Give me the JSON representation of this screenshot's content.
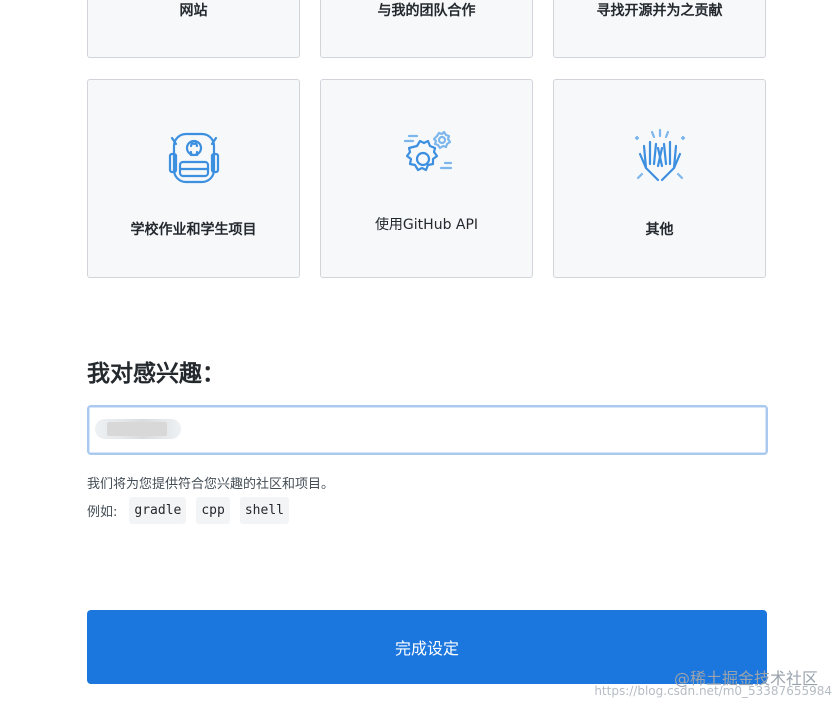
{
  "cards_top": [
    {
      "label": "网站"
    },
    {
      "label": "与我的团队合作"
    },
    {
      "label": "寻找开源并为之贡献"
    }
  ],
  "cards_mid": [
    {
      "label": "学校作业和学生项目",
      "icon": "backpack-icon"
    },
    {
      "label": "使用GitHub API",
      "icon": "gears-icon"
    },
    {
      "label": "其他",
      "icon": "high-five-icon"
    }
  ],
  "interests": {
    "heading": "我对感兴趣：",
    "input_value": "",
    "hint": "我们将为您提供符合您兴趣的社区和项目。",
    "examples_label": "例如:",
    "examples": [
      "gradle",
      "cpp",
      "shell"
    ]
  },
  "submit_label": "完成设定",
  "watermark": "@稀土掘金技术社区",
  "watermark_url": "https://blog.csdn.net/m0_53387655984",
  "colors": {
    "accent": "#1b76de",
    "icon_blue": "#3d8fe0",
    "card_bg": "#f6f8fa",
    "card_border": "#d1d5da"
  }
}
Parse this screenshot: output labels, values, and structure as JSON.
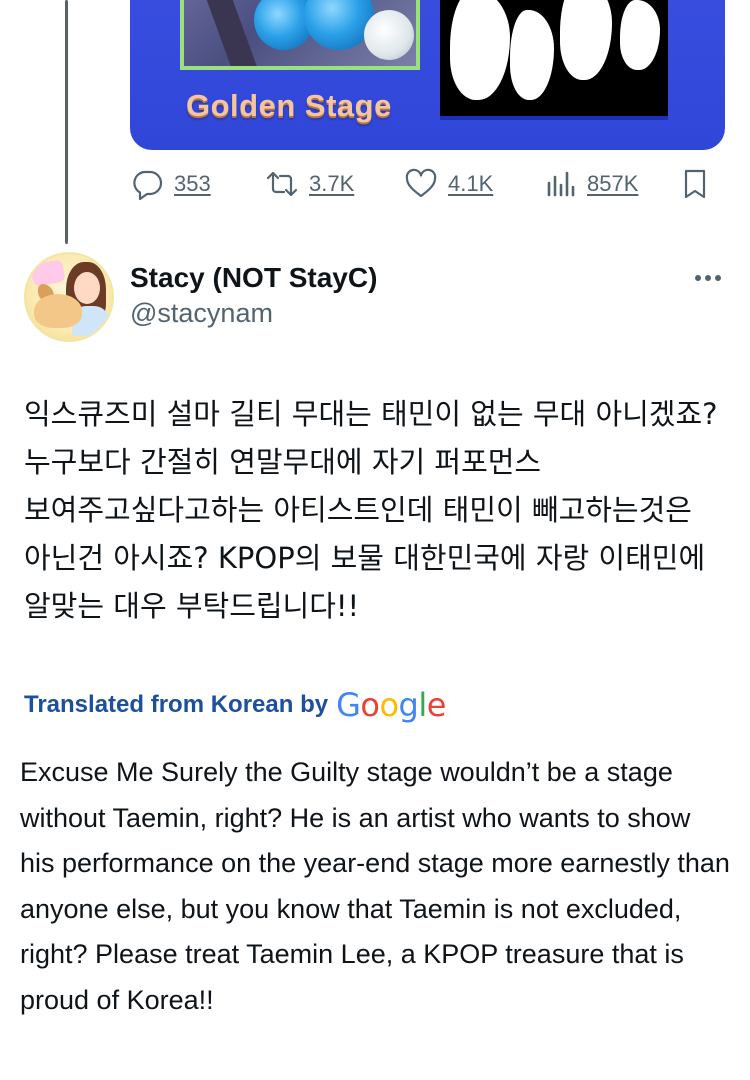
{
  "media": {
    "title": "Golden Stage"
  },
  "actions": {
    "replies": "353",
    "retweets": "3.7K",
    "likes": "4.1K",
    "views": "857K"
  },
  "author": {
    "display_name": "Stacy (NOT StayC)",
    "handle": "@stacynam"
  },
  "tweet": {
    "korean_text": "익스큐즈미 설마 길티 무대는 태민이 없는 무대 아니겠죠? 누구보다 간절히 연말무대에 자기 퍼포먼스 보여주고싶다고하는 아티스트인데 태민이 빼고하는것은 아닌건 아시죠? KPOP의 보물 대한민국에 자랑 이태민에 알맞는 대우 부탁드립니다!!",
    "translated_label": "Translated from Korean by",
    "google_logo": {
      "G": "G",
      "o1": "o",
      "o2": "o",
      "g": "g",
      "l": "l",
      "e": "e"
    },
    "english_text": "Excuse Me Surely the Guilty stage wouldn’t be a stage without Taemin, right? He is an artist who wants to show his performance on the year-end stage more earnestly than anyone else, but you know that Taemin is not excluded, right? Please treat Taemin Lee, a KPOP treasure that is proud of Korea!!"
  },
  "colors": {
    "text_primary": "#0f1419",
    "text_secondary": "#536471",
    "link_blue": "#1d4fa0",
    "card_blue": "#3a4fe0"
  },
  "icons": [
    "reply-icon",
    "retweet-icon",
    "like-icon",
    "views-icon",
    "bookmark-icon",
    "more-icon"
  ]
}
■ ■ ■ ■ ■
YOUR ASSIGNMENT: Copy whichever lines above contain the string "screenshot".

WRITTEN SOLUTION:
Give me the JSON representation of this screenshot's content.
Parse this screenshot: output labels, values, and structure as JSON.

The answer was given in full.